[Page and application data records]
※ ※ ※

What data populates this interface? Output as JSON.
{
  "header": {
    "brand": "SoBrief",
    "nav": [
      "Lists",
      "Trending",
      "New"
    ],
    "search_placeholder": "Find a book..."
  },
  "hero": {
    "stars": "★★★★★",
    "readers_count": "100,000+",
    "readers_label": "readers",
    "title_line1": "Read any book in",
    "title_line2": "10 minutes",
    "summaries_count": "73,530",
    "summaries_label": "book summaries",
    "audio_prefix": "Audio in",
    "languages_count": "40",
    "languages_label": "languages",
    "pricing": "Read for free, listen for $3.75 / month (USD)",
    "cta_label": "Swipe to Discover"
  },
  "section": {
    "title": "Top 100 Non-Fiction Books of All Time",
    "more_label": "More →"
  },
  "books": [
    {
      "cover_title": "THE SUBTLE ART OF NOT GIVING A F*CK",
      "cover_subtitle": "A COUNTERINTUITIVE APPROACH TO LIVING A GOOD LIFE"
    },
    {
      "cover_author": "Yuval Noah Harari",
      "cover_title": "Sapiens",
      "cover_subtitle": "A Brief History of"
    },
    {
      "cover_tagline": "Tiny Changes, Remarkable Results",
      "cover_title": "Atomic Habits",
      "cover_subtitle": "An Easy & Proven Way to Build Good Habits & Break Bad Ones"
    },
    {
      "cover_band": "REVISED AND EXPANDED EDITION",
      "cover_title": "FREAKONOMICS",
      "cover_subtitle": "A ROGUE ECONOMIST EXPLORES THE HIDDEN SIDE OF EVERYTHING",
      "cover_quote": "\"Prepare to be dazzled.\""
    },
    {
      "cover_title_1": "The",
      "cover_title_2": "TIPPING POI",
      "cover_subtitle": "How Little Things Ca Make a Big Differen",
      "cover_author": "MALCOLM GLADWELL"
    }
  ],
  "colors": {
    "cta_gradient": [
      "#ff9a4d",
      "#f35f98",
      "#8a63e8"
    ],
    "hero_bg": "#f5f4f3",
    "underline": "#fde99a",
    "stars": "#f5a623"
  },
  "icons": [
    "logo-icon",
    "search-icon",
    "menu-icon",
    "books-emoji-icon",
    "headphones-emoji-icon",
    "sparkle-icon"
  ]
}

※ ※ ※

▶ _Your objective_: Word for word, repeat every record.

▶ _Solved problem_:
What data populates this interface? Output as JSON.
{
  "header": {
    "brand": "SoBrief",
    "nav": [
      "Lists",
      "Trending",
      "New"
    ],
    "search_placeholder": "Find a book..."
  },
  "hero": {
    "stars": "★★★★★",
    "readers_count": "100,000+",
    "readers_label": "readers",
    "title_line1": "Read any book in",
    "title_line2": "10 minutes",
    "summaries_count": "73,530",
    "summaries_label": "book summaries",
    "audio_prefix": "Audio in",
    "languages_count": "40",
    "languages_label": "languages",
    "pricing": "Read for free, listen for $3.75 / month (USD)",
    "cta_label": "Swipe to Discover"
  },
  "section": {
    "title": "Top 100 Non-Fiction Books of All Time",
    "more_label": "More →"
  },
  "books": [
    {
      "cover_title": "THE SUBTLE ART OF NOT GIVING A F*CK",
      "cover_subtitle": "A COUNTERINTUITIVE APPROACH TO LIVING A GOOD LIFE"
    },
    {
      "cover_author": "Yuval Noah Harari",
      "cover_title": "Sapiens",
      "cover_subtitle": "A Brief History of"
    },
    {
      "cover_tagline": "Tiny Changes, Remarkable Results",
      "cover_title": "Atomic Habits",
      "cover_subtitle": "An Easy & Proven Way to Build Good Habits & Break Bad Ones"
    },
    {
      "cover_band": "REVISED AND EXPANDED EDITION",
      "cover_title": "FREAKONOMICS",
      "cover_subtitle": "A ROGUE ECONOMIST EXPLORES THE HIDDEN SIDE OF EVERYTHING",
      "cover_quote": "\"Prepare to be dazzled.\""
    },
    {
      "cover_title_1": "The",
      "cover_title_2": "TIPPING POI",
      "cover_subtitle": "How Little Things Ca Make a Big Differen",
      "cover_author": "MALCOLM GLADWELL"
    }
  ],
  "colors": {
    "cta_gradient": [
      "#ff9a4d",
      "#f35f98",
      "#8a63e8"
    ],
    "hero_bg": "#f5f4f3",
    "underline": "#fde99a",
    "stars": "#f5a623"
  },
  "icons": [
    "logo-icon",
    "search-icon",
    "menu-icon",
    "books-emoji-icon",
    "headphones-emoji-icon",
    "sparkle-icon"
  ]
}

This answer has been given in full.